The Many Labels on Egg Cartons
by Maureen Wise, on November 6, 2023
Eggs are such a fantastic food. They can be scrambled, poached, fried, cooked into a hash, made into an omelet, prepared into eggs benedict or a souffle, and so much more. Eggs are often an easy first protein for babies (beyond cheese and breastmilk or formula), beloved by vegetarians, and cook up in just minutes. They’re needed for delectable desserts such as cakes and cookies, as well as meringue pies. Plus, eggs are the base of mayonnaise, an addition to lasagna, a staple in fried rice, making them a great fit for a myriad of meals. Many people keep their own chickens, so you can often find fresh eggs in your local community. If you’re buying eggs at the grocery store though, there is a lot of terminology that isn’t quite straightforward. Let’s dig into what some of these labels mean.
Where The Chickens Live
There are a few labels that relate to the amount of space that chickens occupy and the conditions where they spend their egg-laying days.
You’ll never see this label on an egg carton, but you’ll know conventional eggs by their styrofoam carton and cheap price. Heartbreakingly, and most often, these egg-laying chickens are kept in wire cages with wire floors stacked on top of each other.
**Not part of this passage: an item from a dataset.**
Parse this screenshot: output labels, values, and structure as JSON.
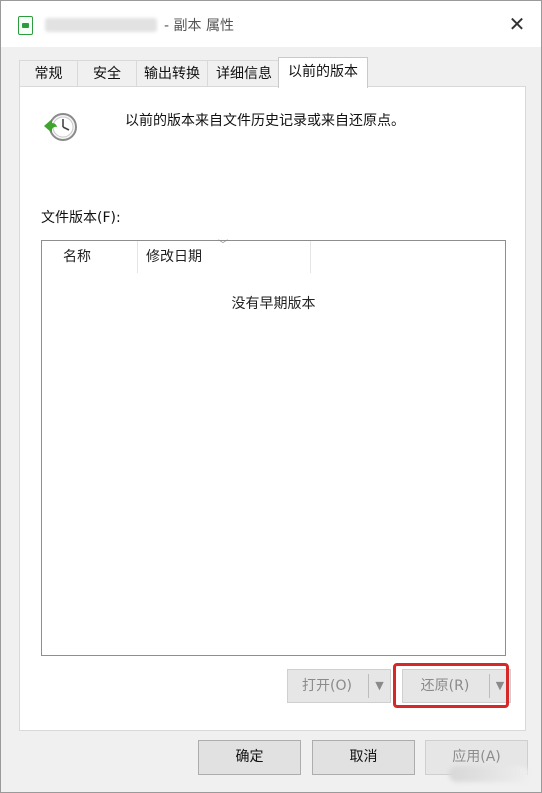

These cages do not offer enough space for the chickens to spread their wings. Sometimes, there’s one hen per cage, sometimes more.
When an egg carton label says that their chickens are “Cage-Free,” it means that they are not kept in cages but instead are in large open barns with thousands of other chickens. They can move around and spread their wings but are still very crowded by the other birds and do not have access to the outdoors.
Egg carton labels with the words free range don’t always mean the same thing. What it definitely does mean is that the chickens can have the opportunity to go outside. But do they actually go outside? Not always.
Pasture-Raised means that the chickens are definitely outside in the sunshine and can spread their wings, run around, “bathe” in the dirt, and peck around for bugs. This label can mean that only 400 chickens are kept in an acre of space and rotated to different plots frequently, almost an ideal condition for chickens. This amount of space makes for a healthier, happier chicken but also has less impact on the land itself. These eggs are a premium product and will cost a lot more than conventional eggs.
What The Chickens Eat
There are also labels related to what the chickens eat.
This label indicates that chickens are not fed grains that have been genetically modified.
An egg carton that has the organic label is highly regulated. It means that the chickens only eat organic food. It also means that the land that they’re hanging out on (and this is often the big pasture of pasture-raised eggs) is not treated with herbicides or pesticides. You know how we feel about herbicides and pesticides at Good Nature Organic Lawn Care. There are a lot of bad actors out there and if we can avoid such products, we’d rather go that route. (A dandelion never offended any of us!)
There are a few other labels that give more insight into how the hens that laid the eggs live out their daily birdy lives.
This standard is always being updated by veterinarians and animal welfare groups. It requires 1.5 square feet per hen, but has options for cage-free, free-range, and pasture-raised living arrangements.
Animal Welfare Approved
This means that the hens are not in cages and have access to the outdoors, 4 square feet per hen. It requires that they have “enrichment” options and natural light.
Global Animal Partnership & American Humane Certified
These two labels have multiple steps or categories so producers that are Cage-Free can be a lower step while Pasture-Raised has a higher step. These hens definitely have better living conditions than conventional egg layers but the Cage-Free or Pasture-Raised labels tell you a bit more.
There are many conditions in which egg-laying chickens can live out their lives. Do the chickens that hang out in the sun and have room to roam produce tastier eggs? Most people agree that they do.
Will you change how you shop for eggs now that you know some of the requirements behind these egg labels?